The name of the technique and the pan comes from the French word for to jump, "sautér". Too many home cooks lack a sauteuse and the skills to use it...
The idea is the same as whn using a wok: It should be very hot and the morsels of food are made to "jump" around in the pan so that everything is seared and cooked fast, without losing its freshness and crispiness. The technique is perfect for entrées, side dishes, and garnish.
The technique requires high heat, so only stainless steel, carbon steel, cast iron, or ceramics will do.
Most oils can take higher temperaures than butter and are therefore more suitable in the sauteuse.
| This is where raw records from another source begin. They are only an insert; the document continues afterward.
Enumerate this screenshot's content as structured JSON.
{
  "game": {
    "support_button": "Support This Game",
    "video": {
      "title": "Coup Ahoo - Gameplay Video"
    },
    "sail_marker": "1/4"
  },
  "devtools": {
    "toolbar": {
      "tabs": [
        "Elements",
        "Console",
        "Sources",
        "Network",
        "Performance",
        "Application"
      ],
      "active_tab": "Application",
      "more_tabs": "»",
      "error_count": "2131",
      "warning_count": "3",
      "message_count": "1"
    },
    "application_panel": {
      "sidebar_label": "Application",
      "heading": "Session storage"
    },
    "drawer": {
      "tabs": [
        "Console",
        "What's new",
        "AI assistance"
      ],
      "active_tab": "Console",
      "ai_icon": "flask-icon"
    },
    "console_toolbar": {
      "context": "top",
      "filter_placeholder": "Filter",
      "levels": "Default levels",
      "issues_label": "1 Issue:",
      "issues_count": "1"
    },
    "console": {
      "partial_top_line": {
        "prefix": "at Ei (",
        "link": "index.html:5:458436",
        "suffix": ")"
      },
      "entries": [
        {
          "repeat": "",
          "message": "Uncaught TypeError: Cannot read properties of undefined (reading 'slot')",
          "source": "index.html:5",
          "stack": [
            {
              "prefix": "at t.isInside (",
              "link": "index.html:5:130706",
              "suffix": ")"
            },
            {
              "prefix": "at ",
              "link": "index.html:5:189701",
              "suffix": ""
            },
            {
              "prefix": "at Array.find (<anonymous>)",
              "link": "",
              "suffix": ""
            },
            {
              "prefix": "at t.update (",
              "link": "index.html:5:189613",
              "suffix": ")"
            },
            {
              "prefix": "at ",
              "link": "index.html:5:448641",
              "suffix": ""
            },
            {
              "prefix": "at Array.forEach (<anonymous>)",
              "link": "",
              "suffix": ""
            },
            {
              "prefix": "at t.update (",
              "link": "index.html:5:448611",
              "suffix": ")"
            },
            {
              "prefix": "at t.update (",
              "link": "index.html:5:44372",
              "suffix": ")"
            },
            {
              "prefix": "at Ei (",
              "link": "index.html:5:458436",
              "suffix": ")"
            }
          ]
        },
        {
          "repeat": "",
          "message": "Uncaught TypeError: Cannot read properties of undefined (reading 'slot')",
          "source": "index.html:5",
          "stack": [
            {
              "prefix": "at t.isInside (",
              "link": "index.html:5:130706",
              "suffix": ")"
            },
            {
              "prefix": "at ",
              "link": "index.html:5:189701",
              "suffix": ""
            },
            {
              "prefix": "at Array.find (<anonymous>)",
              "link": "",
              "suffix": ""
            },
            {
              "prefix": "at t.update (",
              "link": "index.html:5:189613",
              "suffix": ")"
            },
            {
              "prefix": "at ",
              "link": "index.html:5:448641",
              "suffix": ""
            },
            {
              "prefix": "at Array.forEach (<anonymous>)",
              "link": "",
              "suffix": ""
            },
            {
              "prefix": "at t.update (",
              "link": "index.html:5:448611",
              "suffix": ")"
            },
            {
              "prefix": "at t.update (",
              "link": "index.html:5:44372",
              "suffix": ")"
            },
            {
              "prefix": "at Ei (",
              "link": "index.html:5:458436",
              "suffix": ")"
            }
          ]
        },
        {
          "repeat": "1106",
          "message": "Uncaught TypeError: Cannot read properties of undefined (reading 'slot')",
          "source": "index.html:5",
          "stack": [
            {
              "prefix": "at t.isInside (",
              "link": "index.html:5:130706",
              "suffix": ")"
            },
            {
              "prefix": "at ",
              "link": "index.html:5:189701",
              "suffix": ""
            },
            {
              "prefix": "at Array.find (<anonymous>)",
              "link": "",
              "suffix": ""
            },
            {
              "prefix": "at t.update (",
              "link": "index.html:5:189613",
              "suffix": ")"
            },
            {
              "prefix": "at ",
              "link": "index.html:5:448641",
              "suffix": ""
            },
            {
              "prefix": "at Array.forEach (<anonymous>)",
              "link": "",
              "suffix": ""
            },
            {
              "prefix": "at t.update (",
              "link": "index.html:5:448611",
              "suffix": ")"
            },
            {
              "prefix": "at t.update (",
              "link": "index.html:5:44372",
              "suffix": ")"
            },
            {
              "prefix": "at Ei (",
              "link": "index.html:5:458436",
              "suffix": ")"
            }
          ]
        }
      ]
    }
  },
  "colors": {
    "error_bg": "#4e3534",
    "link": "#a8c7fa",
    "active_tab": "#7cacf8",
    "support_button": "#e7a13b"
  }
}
The fat goes in first and shoukld be hot before anything else is added.
All morsels of food need to be roughly the same size to cook evenly.
Find everything about the art of sautéing here: